Strengths of our study include the rigorous, prospective design, uniquely large sample size, inclusion of an unstudied population believed to be at high risk, an unusually high rate of follow-up, and clinical correlation. To minimize selection bias, we used standardized criteria to sequentially enroll a large cohort (≈900 patients) with thorough follow-up to enable assessment of acute-phase IgM testing versus clinical impression and relevant epidemiologic and clinical features. Those patients from whom paired serum specimens were not available differed only slightly from the included population. We excluded the few with equivocal results to avoid possible misclassification with resultant potential failure to identify significant predictive clinical features. By rigorously distinguishing acute from recent leptospirosis, we were able to confirm that myalgias and arthralgia were frequent symptoms and that the presence of conjunctivitis or conjunctival suffusion is diagnostically helpful. Leptospirosis in this cohort was relatively mild, as evidenced by stable vital signs, the absence of jaundice, and complete blood counts within nearly normal ranges. The sparse laboratory data reflect standard clinical practice in which automated testing is largely unavailable in the public sector, expensive in the private sector, and thus infrequently obtained.

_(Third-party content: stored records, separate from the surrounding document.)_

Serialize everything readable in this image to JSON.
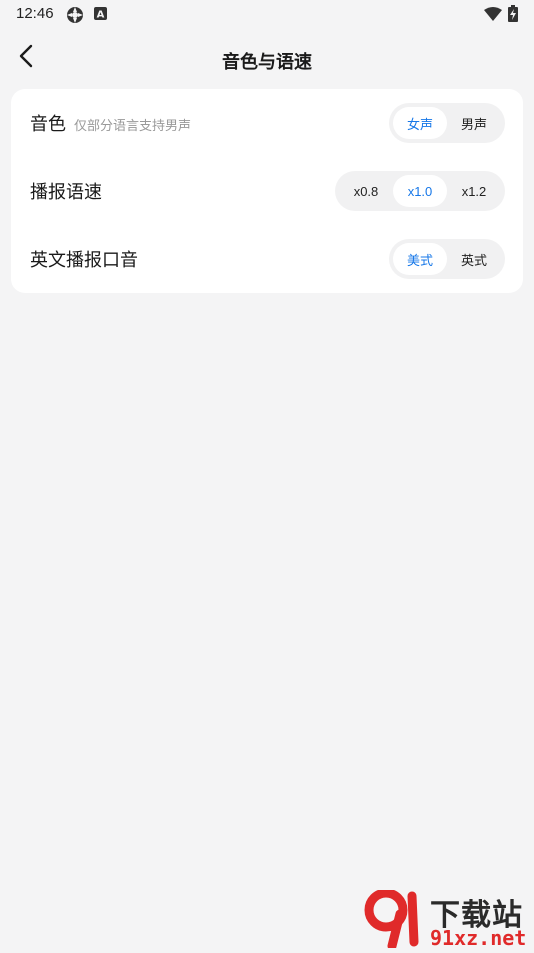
{
  "status_bar": {
    "time": "12:46",
    "icons": [
      "sync-icon",
      "notification-a-icon",
      "wifi-icon",
      "battery-charging-icon"
    ],
    "notification_letter": "A"
  },
  "header": {
    "title": "音色与语速",
    "back_icon": "chevron-left-icon"
  },
  "settings": {
    "voice": {
      "label": "音色",
      "hint": "仅部分语言支持男声",
      "options": [
        "女声",
        "男声"
      ],
      "selected": "女声"
    },
    "speed": {
      "label": "播报语速",
      "options": [
        "x0.8",
        "x1.0",
        "x1.2"
      ],
      "selected": "x1.0"
    },
    "accent": {
      "label": "英文播报口音",
      "options": [
        "美式",
        "英式"
      ],
      "selected": "美式"
    }
  },
  "colors": {
    "accent": "#1677e8",
    "background": "#f4f4f5",
    "card": "#ffffff",
    "segment_track": "#f1f1f2"
  },
  "watermark": {
    "brand": "下载站",
    "url": "91xz.net"
  }
}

Our results might have differed if we had used a different diagnostic standard, but culture, for example, is insensitive, labor intensive, unlikely to be available soon at Karapitya Teaching Hospital and many similar hospitals, and too slow to guide clinical management. We may have misclassified the number of days with fever, since temperatures are infrequently taken at home or in the hospital; however, duration of fever correlated well with that of symptoms, and no systematic bias would be expected, since etiologic diagnoses were not known when patients sought treatment at the hospital. Our estimate of leptospirosis may be low if a wider array of serovars is circulating in southern Sri Lanka than were detected by the ELISA used; however, no other available commercial assay would have been expected to be more sensitive.
We conclude that leptospirosis causes substantive illness in southern Sri Lanka. Furthermore, we found that testing acute-phase serum specimens for IgM has multiple limitations for the diagnosis of acute leptospirosis, because a positive result more often denoted past infection than an acute infection, and results were negative early in infection. Clinical impression is comparatively better without added cost (20
). Paired serum specimens can provide rigorous diagnosis, but patients and clinicians need rapid diagnosis to guide clinical management. A few antigen-based or nucleic acid–based rapid tests have been described, but prospective clinical validations are limited (17,21–25
). Rapid, pathogen-based tests for early diagnosis need to be developed.